C111 was the designation of the futuristic study displayed by Mercedes-Benz in September 1969 at the Frankfurt International Motor Show (IAA). The car broke new ground in terms of both engineering and design. Motor show visitors crowded around the sports car, marveling at its intriguing – as well as polarizing – design. Was this the worthy successor to the famous 300 SL Gullwing?
The car’s style, dynamic lines and classic gullwing doors promised just that to lovers of refined cars with the three-pointed star on the hood. In the spring of 1970, an even more elegantly clad C 111-II made its appearance at the Geneva Motor Show, prompting interested parties to send blank checks to Stuttgart to secure one of these cars for themselves. And this is the version you see here.
However, it had never been planned to produce the new Gullwing, and the C 111 was not to appear in showrooms. The coupe may have looked like the systematic further development of the Sport Light models from the 1950s, but it was not a design study for a new SL: it was to serve as a purely experimental car.
Mercedes-Benz wanted to test glass-fiber-reinforced plastics as bodywork material. Those were – and still are – few and far between. The coupe’s lightweight skin, opening up new possibilities in the aerodynamic design of sports cars, was bonded to a steel frame/floor unit.
The second revolutionary feature of the C 111 was hidden under its skin. The first experimental car of 1969 was powered not by a reciprocating-piston engine but by a Wankel – or rotary-piston - engine. At the time, many manufacturers were interested in Felix Wankel’s unconventional propulsion system. Mercedes-Benz, too, had been experimenting with Wankel engines since 1962. However, the Wankel engine was to be extensively road-tested before being fitted in production cars. The last Mercedes with a rotary-piston engine from this series was the the four rotor unit of this C 111-II in 1970.
The engine developed 350 hp and gave the car a top speed of 300 km/h. The C111 accelerated from standstill to 100 km/h in highly respectable 4.8 seconds. The development department of Mercedes-Benz eventually succeeded in solving the engineering-design problems involved in the rotary-piston principle, especially in engine mechanics, but the problem of the Wankel engine’s poor degree of efficiency, due to the elongated, variable combustion chambers of the rotary-piston principle, was not to be overcome with technical modifications. This problem was simply inherent in the design.
The C111 program was dormant until 1976, when Mercedes started using the cars again - this time fitted with Turbo Diesel engines. The C111 and the C112 follow-up broke several speed records for Turbo Diesel cars. But that, as they say, is another story.
The model you see here is a 1/43 by Märklin - part of a re-issue made in the 1990s. All of these were in silver, which kind of suits the car, though the original was in light orange. Also the wheels are different from the original Märklin Rak issues - these had generic “Superfast” type wheels. For this re-issue, the C111 received proper Mercedes alloys - though these were in fact not used on the original. But once again, they look the part.
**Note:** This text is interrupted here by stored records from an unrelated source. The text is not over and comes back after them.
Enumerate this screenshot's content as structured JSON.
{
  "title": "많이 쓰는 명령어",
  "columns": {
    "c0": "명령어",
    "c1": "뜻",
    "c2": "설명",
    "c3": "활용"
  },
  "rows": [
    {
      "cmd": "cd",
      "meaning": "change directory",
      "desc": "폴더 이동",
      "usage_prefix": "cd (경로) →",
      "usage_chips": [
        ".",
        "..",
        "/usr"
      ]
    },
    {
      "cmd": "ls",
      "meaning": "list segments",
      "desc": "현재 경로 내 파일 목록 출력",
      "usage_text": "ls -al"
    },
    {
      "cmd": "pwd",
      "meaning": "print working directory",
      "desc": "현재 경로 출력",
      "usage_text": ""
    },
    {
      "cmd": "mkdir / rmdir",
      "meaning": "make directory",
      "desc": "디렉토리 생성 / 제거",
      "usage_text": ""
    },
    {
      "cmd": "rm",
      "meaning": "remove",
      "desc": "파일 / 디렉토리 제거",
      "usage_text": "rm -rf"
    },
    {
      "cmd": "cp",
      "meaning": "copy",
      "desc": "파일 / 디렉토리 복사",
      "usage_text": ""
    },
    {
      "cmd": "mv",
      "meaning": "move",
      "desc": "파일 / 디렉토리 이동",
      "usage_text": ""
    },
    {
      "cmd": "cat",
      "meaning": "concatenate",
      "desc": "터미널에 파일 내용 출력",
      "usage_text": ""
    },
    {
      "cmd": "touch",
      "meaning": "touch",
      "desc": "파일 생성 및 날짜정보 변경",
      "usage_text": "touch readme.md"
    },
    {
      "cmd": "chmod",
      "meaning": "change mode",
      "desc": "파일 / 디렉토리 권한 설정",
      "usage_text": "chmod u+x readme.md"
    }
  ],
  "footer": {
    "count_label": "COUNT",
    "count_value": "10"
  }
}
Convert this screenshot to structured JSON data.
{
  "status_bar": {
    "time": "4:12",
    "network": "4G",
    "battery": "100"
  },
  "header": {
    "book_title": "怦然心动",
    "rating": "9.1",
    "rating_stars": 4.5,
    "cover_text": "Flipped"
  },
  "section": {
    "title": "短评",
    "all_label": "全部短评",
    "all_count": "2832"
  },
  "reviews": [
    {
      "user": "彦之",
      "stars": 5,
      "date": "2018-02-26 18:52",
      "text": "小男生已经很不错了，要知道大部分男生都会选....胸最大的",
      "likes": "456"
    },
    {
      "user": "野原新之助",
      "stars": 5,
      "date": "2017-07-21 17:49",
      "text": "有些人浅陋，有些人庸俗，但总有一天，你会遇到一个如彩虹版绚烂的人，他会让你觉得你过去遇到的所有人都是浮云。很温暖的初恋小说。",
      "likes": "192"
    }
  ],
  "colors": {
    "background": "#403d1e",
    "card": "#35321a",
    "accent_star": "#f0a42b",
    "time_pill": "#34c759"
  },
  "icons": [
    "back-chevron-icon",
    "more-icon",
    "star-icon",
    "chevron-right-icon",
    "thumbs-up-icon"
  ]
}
The model has a few interesting features. The Gullwings open, naturally, as does the engine bay. And the headlights pop up - via a lever at the back of the car. You can see it poking out on the photo above. Pull it, they go pop. Push it, they go down. Weird - why so complicated?
And the headlights reveal Jewel headlights, like on all Märklin models. But this one has, count them six Jewels up front! I don’t think this has been bettered yet.
The interior is very simple though, and like most models of that time, the emphasis is more on play value than on accuracy.
There you have it - another amazing 1970s Concept Car and a great piece of Mercedes Benz design from way back when. Truly a shame these never made it to production.